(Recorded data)
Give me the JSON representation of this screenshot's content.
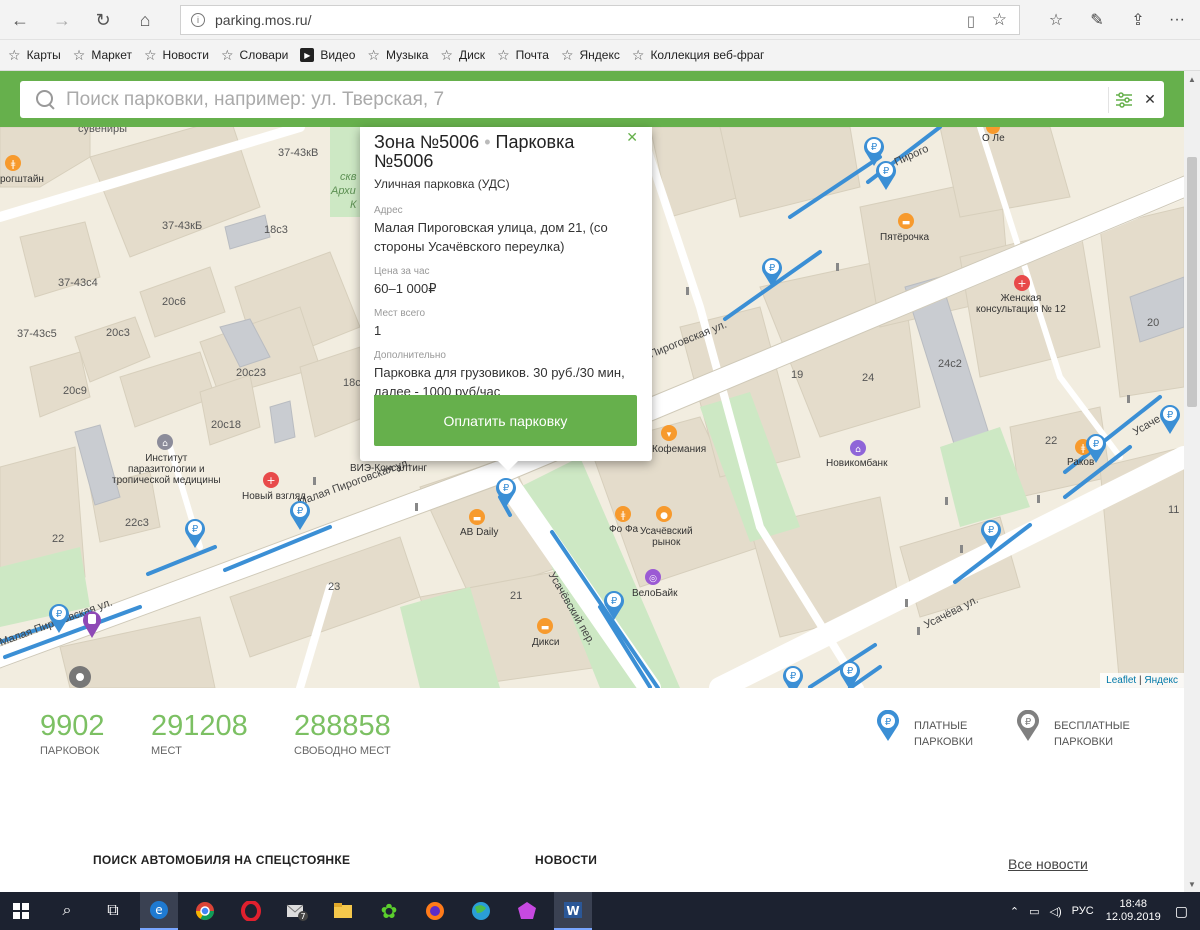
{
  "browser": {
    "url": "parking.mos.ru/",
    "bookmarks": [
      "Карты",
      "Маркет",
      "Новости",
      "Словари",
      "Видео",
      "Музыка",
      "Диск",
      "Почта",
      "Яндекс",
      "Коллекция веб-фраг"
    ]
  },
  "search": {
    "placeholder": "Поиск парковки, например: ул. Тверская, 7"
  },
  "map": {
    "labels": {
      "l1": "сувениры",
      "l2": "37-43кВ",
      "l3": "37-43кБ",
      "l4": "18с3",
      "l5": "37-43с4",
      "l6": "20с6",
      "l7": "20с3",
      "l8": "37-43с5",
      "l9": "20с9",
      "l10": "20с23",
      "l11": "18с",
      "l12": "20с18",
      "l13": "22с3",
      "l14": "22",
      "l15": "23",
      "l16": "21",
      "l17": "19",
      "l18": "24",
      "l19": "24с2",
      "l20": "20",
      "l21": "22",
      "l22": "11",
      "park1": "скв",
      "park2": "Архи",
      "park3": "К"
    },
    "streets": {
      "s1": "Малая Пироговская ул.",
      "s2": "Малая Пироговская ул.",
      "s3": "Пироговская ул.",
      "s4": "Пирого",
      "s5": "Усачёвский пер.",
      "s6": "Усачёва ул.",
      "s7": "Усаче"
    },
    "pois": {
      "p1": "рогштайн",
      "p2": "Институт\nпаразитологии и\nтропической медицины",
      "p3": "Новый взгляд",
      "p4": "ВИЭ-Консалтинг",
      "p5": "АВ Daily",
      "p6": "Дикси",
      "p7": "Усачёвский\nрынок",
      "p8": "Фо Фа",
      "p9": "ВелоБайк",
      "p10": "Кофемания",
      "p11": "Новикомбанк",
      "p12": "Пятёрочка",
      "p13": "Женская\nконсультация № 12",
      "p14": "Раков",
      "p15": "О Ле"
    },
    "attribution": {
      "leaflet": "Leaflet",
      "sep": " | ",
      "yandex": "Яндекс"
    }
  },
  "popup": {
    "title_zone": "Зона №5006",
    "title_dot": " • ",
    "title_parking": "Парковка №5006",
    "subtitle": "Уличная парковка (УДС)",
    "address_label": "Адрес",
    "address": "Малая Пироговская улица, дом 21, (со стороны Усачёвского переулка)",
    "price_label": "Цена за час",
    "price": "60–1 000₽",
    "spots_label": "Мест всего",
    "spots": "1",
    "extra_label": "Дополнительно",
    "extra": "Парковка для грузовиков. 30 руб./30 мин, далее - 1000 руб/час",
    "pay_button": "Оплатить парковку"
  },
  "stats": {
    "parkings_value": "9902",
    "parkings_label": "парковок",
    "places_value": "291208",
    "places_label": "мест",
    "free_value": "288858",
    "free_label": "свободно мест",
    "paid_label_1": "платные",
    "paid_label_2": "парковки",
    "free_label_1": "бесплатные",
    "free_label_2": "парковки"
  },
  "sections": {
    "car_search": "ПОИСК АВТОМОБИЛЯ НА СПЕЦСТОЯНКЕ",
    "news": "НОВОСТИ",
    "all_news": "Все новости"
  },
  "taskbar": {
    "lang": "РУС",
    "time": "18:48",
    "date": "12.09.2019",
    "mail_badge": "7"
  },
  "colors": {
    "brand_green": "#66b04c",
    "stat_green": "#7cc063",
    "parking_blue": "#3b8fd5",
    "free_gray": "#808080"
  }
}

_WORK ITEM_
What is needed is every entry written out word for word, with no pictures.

_REPLY TO THE EXERCISE_
Give me the JSON representation of this screenshot's content.
{
  "browser": {
    "url": "parking.mos.ru/",
    "bookmarks": [
      "Карты",
      "Маркет",
      "Новости",
      "Словари",
      "Видео",
      "Музыка",
      "Диск",
      "Почта",
      "Яндекс",
      "Коллекция веб-фраг"
    ]
  },
  "search": {
    "placeholder": "Поиск парковки, например: ул. Тверская, 7"
  },
  "map": {
    "labels": {
      "l1": "сувениры",
      "l2": "37-43кВ",
      "l3": "37-43кБ",
      "l4": "18с3",
      "l5": "37-43с4",
      "l6": "20с6",
      "l7": "20с3",
      "l8": "37-43с5",
      "l9": "20с9",
      "l10": "20с23",
      "l11": "18с",
      "l12": "20с18",
      "l13": "22с3",
      "l14": "22",
      "l15": "23",
      "l16": "21",
      "l17": "19",
      "l18": "24",
      "l19": "24с2",
      "l20": "20",
      "l21": "22",
      "l22": "11",
      "park1": "скв",
      "park2": "Архи",
      "park3": "К"
    },
    "streets": {
      "s1": "Малая Пироговская ул.",
      "s2": "Малая Пироговская ул.",
      "s3": "Пироговская ул.",
      "s4": "Пирого",
      "s5": "Усачёвский пер.",
      "s6": "Усачёва ул.",
      "s7": "Усаче"
    },
    "pois": {
      "p1": "рогштайн",
      "p2": "Институт\nпаразитологии и\nтропической медицины",
      "p3": "Новый взгляд",
      "p4": "ВИЭ-Консалтинг",
      "p5": "АВ Daily",
      "p6": "Дикси",
      "p7": "Усачёвский\nрынок",
      "p8": "Фо Фа",
      "p9": "ВелоБайк",
      "p10": "Кофемания",
      "p11": "Новикомбанк",
      "p12": "Пятёрочка",
      "p13": "Женская\nконсультация № 12",
      "p14": "Раков",
      "p15": "О Ле"
    },
    "attribution": {
      "leaflet": "Leaflet",
      "sep": " | ",
      "yandex": "Яндекс"
    }
  },
  "popup": {
    "title_zone": "Зона №5006",
    "title_dot": " • ",
    "title_parking": "Парковка №5006",
    "subtitle": "Уличная парковка (УДС)",
    "address_label": "Адрес",
    "address": "Малая Пироговская улица, дом 21, (со стороны Усачёвского переулка)",
    "price_label": "Цена за час",
    "price": "60–1 000₽",
    "spots_label": "Мест всего",
    "spots": "1",
    "extra_label": "Дополнительно",
    "extra": "Парковка для грузовиков. 30 руб./30 мин, далее - 1000 руб/час",
    "pay_button": "Оплатить парковку"
  },
  "stats": {
    "parkings_value": "9902",
    "parkings_label": "парковок",
    "places_value": "291208",
    "places_label": "мест",
    "free_value": "288858",
    "free_label": "свободно мест",
    "paid_label_1": "платные",
    "paid_label_2": "парковки",
    "free_label_1": "бесплатные",
    "free_label_2": "парковки"
  },
  "sections": {
    "car_search": "ПОИСК АВТОМОБИЛЯ НА СПЕЦСТОЯНКЕ",
    "news": "НОВОСТИ",
    "all_news": "Все новости"
  },
  "taskbar": {
    "lang": "РУС",
    "time": "18:48",
    "date": "12.09.2019",
    "mail_badge": "7"
  },
  "colors": {
    "brand_green": "#66b04c",
    "stat_green": "#7cc063",
    "parking_blue": "#3b8fd5",
    "free_gray": "#808080"
  }
}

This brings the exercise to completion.